::: TASK INPUT
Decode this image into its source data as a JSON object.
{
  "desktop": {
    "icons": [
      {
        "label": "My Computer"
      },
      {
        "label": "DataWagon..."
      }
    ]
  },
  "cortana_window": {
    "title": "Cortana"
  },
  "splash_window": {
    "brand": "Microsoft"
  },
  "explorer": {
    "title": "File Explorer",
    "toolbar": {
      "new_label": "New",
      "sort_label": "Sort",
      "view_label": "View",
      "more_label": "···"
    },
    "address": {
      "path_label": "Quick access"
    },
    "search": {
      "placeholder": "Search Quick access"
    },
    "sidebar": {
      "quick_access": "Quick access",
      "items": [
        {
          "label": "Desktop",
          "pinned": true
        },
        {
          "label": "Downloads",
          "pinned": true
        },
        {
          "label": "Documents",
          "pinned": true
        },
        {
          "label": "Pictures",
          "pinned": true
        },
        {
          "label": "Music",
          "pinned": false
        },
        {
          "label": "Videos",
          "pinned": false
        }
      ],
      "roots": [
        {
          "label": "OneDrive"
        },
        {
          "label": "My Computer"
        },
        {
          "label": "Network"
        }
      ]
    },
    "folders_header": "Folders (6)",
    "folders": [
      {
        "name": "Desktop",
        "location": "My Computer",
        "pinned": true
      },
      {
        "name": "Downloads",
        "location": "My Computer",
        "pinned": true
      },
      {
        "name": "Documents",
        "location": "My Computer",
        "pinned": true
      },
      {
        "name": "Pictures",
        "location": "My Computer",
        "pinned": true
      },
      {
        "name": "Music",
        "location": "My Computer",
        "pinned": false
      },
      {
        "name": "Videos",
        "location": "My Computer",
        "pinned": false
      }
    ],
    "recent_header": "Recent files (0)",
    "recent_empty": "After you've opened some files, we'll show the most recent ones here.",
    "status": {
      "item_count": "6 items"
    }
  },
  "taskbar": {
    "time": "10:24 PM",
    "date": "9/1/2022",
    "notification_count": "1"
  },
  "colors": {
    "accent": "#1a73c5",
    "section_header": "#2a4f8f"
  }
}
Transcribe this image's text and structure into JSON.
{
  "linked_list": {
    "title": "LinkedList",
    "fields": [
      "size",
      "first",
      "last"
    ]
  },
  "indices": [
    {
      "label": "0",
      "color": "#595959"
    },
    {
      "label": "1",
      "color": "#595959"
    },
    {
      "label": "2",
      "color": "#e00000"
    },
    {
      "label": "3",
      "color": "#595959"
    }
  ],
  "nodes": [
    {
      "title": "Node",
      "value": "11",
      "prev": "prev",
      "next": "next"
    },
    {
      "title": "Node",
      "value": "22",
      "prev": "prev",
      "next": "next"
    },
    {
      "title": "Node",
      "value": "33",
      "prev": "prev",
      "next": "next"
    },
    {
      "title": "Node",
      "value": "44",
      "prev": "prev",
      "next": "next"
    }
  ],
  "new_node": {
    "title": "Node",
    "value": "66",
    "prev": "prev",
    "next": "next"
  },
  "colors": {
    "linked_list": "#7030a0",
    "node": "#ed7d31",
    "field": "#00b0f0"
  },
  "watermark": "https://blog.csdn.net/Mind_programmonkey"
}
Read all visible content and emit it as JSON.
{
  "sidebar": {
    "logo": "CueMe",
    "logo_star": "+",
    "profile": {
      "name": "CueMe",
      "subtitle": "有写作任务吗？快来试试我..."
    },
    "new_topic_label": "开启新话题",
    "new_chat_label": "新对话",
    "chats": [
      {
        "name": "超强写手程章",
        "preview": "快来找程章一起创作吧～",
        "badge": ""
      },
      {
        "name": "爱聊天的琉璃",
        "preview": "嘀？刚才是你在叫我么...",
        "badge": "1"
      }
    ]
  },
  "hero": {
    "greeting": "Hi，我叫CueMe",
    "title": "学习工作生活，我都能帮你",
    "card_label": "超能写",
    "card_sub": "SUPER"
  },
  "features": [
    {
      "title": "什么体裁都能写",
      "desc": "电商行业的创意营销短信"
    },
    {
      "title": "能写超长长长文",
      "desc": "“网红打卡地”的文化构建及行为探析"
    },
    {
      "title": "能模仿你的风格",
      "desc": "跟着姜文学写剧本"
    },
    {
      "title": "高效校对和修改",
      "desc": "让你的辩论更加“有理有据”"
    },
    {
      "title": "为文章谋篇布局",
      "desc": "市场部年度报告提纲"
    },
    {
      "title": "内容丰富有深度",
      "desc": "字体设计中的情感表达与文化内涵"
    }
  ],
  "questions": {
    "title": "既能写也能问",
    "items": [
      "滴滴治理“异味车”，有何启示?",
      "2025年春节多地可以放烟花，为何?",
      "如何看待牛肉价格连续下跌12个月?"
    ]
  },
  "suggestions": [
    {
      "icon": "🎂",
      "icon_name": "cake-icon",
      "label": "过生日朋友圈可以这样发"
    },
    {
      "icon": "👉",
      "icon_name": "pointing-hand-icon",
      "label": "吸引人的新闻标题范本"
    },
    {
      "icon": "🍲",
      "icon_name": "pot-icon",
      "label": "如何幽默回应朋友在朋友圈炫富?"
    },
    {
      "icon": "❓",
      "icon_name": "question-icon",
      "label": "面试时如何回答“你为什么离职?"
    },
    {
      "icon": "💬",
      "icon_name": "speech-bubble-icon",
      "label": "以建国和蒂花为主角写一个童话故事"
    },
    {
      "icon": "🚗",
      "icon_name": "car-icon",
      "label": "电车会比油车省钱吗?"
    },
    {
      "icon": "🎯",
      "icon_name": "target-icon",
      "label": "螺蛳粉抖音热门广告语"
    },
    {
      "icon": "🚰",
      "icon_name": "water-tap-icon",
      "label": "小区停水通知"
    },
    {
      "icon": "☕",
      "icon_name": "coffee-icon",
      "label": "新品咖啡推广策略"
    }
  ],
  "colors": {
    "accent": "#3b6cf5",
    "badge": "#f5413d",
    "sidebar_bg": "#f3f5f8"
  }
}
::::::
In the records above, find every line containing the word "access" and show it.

§ **OUTPUT OF THE EXERCISE**
      "path_label": "Quick access"
      "placeholder": "Search Quick access"
      "quick_access": "Quick access",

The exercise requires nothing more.